[Goal of the exercise] Below are records to give again exactly; omit each image they contain.

Data records for software interfaces
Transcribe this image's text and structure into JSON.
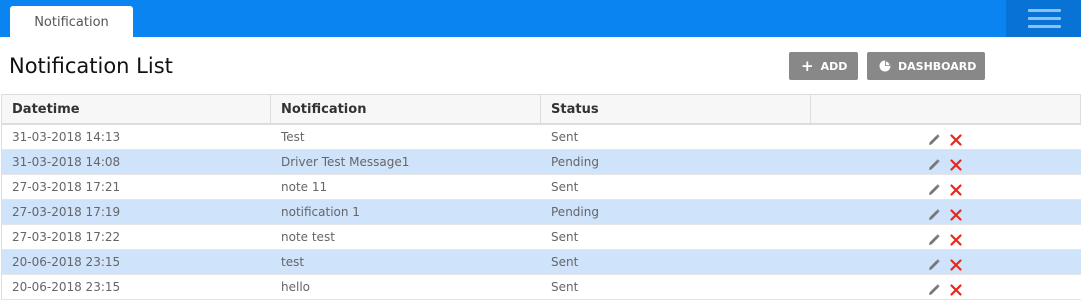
{
  "header": {
    "tab_label": "Notification",
    "menu_icon": "hamburger-menu-icon"
  },
  "page": {
    "title": "Notification List"
  },
  "toolbar": {
    "add_label": "ADD",
    "add_icon": "plus-icon",
    "dashboard_label": "DASHBOARD",
    "dashboard_icon": "pie-chart-icon"
  },
  "table": {
    "columns": [
      "Datetime",
      "Notification",
      "Status",
      ""
    ],
    "rows": [
      {
        "datetime": "31-03-2018 14:13",
        "notification": "Test",
        "status": "Sent"
      },
      {
        "datetime": "31-03-2018 14:08",
        "notification": "Driver Test Message1",
        "status": "Pending"
      },
      {
        "datetime": "27-03-2018 17:21",
        "notification": "note 11",
        "status": "Sent"
      },
      {
        "datetime": "27-03-2018 17:19",
        "notification": "notification 1",
        "status": "Pending"
      },
      {
        "datetime": "27-03-2018 17:22",
        "notification": "note test",
        "status": "Sent"
      },
      {
        "datetime": "20-06-2018 23:15",
        "notification": "test",
        "status": "Sent"
      },
      {
        "datetime": "20-06-2018 23:15",
        "notification": "hello",
        "status": "Sent"
      }
    ],
    "row_actions": [
      "edit-icon",
      "delete-icon"
    ]
  },
  "colors": {
    "topbar": "#0a84f0",
    "stripe": "#cfe3fb",
    "button": "#888888",
    "delete": "#e8271c"
  }
}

[Reply]
Transcribe this image's text and structure into JSON.
{
  "header": {
    "tab_label": "Notification",
    "menu_icon": "hamburger-menu-icon"
  },
  "page": {
    "title": "Notification List"
  },
  "toolbar": {
    "add_label": "ADD",
    "add_icon": "plus-icon",
    "dashboard_label": "DASHBOARD",
    "dashboard_icon": "pie-chart-icon"
  },
  "table": {
    "columns": [
      "Datetime",
      "Notification",
      "Status",
      ""
    ],
    "rows": [
      {
        "datetime": "31-03-2018 14:13",
        "notification": "Test",
        "status": "Sent"
      },
      {
        "datetime": "31-03-2018 14:08",
        "notification": "Driver Test Message1",
        "status": "Pending"
      },
      {
        "datetime": "27-03-2018 17:21",
        "notification": "note 11",
        "status": "Sent"
      },
      {
        "datetime": "27-03-2018 17:19",
        "notification": "notification 1",
        "status": "Pending"
      },
      {
        "datetime": "27-03-2018 17:22",
        "notification": "note test",
        "status": "Sent"
      },
      {
        "datetime": "20-06-2018 23:15",
        "notification": "test",
        "status": "Sent"
      },
      {
        "datetime": "20-06-2018 23:15",
        "notification": "hello",
        "status": "Sent"
      }
    ],
    "row_actions": [
      "edit-icon",
      "delete-icon"
    ]
  },
  "colors": {
    "topbar": "#0a84f0",
    "stripe": "#cfe3fb",
    "button": "#888888",
    "delete": "#e8271c"
  }
}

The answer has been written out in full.